EXERCISE INSTRUCTIONS:
Scan the lines below and report each one containing "photo" by copying it.

(DATA FOR PROCESSING begins)

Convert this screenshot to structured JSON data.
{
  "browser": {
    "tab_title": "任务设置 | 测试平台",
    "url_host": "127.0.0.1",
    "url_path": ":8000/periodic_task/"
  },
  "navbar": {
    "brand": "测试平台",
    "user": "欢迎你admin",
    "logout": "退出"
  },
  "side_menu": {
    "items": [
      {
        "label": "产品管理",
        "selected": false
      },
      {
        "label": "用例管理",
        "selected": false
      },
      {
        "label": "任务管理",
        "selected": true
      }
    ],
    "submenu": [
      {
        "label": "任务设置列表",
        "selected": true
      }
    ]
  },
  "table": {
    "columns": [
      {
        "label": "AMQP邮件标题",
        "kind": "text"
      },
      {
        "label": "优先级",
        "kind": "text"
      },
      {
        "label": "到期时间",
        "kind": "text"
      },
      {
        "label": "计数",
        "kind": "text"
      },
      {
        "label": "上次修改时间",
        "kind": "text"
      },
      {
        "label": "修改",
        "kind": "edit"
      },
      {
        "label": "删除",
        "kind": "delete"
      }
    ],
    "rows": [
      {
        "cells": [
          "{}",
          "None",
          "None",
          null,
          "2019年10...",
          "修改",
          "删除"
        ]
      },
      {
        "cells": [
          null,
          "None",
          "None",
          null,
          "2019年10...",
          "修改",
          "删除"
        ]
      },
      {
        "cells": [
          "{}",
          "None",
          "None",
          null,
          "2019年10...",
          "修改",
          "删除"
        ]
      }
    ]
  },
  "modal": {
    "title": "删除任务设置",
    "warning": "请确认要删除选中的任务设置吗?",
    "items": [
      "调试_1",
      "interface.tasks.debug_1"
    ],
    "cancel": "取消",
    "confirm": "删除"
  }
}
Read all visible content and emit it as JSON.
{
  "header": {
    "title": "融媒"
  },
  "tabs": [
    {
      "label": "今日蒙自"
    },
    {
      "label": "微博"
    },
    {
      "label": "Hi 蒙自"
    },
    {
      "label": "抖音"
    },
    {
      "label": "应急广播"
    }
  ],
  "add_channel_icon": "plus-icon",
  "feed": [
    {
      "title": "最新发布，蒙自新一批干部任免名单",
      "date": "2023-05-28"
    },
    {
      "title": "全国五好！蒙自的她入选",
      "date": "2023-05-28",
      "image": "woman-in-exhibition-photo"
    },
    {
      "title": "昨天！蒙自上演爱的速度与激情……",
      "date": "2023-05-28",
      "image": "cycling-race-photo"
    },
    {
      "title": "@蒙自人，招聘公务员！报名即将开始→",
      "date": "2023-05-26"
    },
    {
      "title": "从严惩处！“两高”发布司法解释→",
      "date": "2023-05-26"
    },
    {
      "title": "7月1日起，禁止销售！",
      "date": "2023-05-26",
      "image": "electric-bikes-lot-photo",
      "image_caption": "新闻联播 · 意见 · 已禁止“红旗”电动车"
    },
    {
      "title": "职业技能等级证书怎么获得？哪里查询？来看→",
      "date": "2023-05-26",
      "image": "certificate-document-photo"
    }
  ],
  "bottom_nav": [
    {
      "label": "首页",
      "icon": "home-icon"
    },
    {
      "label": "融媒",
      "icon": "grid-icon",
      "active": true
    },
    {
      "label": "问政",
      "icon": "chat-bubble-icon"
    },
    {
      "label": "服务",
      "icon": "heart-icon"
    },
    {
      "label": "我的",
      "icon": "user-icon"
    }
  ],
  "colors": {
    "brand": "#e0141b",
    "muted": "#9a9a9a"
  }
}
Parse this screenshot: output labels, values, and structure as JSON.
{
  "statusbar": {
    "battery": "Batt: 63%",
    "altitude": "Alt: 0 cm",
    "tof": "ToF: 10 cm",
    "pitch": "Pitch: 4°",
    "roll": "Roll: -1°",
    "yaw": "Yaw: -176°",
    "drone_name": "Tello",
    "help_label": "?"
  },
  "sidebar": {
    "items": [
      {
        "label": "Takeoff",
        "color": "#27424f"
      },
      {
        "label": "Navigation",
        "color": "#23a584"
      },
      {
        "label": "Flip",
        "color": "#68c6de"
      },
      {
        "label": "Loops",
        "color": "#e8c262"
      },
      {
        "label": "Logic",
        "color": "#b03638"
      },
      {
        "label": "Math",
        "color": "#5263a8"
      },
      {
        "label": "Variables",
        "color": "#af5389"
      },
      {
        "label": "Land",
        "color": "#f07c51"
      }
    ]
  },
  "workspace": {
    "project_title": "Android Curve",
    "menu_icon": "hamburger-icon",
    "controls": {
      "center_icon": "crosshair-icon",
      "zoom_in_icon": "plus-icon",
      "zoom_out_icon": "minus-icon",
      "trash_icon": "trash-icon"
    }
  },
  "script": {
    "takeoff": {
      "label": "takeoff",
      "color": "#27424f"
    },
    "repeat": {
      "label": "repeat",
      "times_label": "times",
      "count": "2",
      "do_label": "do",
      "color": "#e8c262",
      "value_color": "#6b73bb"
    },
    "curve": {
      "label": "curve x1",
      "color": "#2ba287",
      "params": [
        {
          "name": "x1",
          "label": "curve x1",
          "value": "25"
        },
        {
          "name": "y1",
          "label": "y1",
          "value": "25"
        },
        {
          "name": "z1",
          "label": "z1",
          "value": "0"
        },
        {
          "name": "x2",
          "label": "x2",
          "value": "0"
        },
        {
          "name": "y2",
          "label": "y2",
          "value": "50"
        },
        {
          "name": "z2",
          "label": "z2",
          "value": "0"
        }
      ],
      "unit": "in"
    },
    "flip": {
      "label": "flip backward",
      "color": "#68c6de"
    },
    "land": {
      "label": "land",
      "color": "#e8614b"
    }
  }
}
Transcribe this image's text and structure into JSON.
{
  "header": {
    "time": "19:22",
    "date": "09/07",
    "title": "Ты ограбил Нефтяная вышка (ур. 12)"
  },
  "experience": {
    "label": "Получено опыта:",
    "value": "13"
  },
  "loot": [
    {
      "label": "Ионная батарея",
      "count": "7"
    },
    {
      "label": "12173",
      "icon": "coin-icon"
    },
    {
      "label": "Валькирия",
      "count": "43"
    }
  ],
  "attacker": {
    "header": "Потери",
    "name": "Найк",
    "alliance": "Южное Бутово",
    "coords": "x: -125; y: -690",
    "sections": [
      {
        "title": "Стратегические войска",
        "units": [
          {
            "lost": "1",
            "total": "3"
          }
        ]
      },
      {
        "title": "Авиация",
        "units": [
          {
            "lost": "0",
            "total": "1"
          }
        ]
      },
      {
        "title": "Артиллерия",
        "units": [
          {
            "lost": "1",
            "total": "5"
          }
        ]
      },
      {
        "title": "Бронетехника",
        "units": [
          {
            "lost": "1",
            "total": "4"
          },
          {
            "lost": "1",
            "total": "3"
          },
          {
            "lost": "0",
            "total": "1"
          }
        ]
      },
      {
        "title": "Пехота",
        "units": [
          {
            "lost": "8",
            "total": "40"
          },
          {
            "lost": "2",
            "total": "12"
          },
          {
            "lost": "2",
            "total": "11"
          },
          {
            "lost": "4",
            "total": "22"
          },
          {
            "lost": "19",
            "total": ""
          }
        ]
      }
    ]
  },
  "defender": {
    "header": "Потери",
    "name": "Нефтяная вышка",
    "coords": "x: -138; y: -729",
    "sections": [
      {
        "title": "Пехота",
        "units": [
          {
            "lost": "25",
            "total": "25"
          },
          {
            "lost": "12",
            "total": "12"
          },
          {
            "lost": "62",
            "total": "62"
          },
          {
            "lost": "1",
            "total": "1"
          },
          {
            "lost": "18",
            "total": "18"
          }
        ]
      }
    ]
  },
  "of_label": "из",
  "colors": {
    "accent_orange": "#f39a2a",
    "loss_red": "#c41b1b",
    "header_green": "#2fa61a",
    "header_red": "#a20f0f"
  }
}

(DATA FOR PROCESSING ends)

RESPONSE TO THE TASK:
      "image": "woman-in-exhibition-photo"
      "image": "cycling-race-photo"
      "image": "electric-bikes-lot-photo",
      "image": "certificate-document-photo"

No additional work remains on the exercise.